▸ **WORK ORDER**: Return the lines beginning at the one that contains "Give me the" and continuing to the end of the entries, including both ends, exactly as written and nothing else.

▸ **ENTRIES SHOWN**:
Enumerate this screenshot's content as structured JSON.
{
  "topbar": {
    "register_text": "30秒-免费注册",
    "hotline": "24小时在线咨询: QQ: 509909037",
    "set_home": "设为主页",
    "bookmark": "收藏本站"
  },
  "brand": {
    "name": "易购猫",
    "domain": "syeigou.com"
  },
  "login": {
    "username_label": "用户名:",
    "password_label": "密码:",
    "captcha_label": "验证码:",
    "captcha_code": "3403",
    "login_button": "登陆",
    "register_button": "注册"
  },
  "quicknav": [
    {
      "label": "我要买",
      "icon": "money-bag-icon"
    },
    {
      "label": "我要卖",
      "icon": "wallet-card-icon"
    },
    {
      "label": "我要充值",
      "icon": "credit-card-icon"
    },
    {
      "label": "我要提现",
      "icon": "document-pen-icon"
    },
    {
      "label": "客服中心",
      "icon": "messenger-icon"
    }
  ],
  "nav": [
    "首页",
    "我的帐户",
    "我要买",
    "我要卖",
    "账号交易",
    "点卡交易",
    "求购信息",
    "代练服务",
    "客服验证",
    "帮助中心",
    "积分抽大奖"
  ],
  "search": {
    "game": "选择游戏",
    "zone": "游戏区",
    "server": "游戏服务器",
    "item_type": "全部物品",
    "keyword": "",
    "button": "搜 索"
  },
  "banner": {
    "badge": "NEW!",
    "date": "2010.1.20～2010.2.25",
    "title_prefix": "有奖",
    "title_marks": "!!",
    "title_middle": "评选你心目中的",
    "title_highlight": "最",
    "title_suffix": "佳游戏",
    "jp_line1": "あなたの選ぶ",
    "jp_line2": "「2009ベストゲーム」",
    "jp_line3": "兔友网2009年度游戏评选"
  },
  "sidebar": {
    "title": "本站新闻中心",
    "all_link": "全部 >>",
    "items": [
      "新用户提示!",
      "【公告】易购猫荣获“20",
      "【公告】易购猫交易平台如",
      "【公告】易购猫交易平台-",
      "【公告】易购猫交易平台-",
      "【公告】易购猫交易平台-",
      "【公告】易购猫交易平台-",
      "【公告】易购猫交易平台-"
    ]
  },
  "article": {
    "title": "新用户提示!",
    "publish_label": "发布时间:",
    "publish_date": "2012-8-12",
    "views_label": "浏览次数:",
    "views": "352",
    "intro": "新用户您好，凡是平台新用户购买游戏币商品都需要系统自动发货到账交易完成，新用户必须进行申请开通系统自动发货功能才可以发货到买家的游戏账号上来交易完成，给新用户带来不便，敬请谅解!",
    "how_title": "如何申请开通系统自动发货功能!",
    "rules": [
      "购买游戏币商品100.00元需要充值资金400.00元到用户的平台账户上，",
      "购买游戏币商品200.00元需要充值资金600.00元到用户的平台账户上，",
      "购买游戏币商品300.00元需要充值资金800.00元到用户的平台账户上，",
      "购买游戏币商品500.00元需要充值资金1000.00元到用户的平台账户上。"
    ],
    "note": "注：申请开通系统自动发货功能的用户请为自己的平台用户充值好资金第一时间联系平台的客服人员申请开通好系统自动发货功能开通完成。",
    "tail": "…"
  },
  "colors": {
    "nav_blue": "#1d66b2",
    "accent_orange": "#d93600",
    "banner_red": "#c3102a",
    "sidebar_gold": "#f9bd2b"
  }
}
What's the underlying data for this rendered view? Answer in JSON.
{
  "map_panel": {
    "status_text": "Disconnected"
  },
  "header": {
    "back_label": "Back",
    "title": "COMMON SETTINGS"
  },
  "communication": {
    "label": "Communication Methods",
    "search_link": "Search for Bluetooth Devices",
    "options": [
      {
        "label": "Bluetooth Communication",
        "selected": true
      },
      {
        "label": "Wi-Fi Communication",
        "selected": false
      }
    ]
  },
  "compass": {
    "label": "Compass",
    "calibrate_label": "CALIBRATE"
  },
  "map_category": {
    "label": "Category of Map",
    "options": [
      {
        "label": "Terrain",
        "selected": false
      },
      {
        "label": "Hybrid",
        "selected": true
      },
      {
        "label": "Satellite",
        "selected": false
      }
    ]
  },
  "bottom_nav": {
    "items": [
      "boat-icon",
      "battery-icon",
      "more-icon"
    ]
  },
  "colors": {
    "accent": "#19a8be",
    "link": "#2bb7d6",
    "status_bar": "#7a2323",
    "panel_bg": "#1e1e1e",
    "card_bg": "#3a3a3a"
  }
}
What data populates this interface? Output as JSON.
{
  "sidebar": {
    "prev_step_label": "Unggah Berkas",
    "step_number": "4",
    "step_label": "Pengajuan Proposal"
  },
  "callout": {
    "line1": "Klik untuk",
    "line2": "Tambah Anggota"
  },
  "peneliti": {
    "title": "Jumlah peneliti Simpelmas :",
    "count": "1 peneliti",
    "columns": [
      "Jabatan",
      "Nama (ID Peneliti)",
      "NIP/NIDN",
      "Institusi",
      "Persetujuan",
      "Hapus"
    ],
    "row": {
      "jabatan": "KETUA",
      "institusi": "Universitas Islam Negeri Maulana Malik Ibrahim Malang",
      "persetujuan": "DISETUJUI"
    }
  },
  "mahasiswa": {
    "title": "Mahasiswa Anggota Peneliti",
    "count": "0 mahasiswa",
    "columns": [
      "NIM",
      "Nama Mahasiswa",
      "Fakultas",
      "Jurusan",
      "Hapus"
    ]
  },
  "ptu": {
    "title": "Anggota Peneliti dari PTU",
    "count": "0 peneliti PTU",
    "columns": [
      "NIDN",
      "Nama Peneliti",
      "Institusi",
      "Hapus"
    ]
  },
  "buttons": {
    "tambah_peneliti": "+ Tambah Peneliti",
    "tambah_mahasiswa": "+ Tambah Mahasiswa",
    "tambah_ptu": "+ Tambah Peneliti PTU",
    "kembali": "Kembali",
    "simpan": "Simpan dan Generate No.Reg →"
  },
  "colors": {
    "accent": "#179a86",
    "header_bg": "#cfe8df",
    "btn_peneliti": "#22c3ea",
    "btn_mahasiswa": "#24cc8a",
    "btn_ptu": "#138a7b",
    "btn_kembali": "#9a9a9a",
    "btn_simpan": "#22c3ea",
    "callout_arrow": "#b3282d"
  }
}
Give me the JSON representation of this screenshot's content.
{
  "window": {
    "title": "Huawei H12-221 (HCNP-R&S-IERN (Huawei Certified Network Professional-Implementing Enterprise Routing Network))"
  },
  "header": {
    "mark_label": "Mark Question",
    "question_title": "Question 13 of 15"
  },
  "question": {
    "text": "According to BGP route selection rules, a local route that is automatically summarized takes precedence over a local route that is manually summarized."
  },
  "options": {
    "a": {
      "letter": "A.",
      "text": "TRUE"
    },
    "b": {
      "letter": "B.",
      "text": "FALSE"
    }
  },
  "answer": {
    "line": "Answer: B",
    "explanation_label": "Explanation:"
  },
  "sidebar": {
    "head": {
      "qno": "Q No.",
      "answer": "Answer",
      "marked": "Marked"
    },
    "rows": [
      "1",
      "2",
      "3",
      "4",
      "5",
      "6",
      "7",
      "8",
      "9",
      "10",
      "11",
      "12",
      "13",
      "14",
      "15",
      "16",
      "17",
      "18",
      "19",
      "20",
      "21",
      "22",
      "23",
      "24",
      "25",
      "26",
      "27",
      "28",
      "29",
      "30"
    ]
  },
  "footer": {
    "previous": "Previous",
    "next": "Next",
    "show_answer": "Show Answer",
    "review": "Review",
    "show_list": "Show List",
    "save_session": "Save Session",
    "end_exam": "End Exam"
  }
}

▸ **RESULT**:
Give me the JSON representation of this screenshot's content.
{
  "window": {
    "title": "Huawei H12-221 (HCNP-R&S-IERN (Huawei Certified Network Professional-Implementing Enterprise Routing Network))"
  },
  "header": {
    "mark_label": "Mark Question",
    "question_title": "Question 13 of 15"
  },
  "question": {
    "text": "According to BGP route selection rules, a local route that is automatically summarized takes precedence over a local route that is manually summarized."
  },
  "options": {
    "a": {
      "letter": "A.",
      "text": "TRUE"
    },
    "b": {
      "letter": "B.",
      "text": "FALSE"
    }
  },
  "answer": {
    "line": "Answer: B",
    "explanation_label": "Explanation:"
  },
  "sidebar": {
    "head": {
      "qno": "Q No.",
      "answer": "Answer",
      "marked": "Marked"
    },
    "rows": [
      "1",
      "2",
      "3",
      "4",
      "5",
      "6",
      "7",
      "8",
      "9",
      "10",
      "11",
      "12",
      "13",
      "14",
      "15",
      "16",
      "17",
      "18",
      "19",
      "20",
      "21",
      "22",
      "23",
      "24",
      "25",
      "26",
      "27",
      "28",
      "29",
      "30"
    ]
  },
  "footer": {
    "previous": "Previous",
    "next": "Next",
    "show_answer": "Show Answer",
    "review": "Review",
    "show_list": "Show List",
    "save_session": "Save Session",
    "end_exam": "End Exam"
  }
}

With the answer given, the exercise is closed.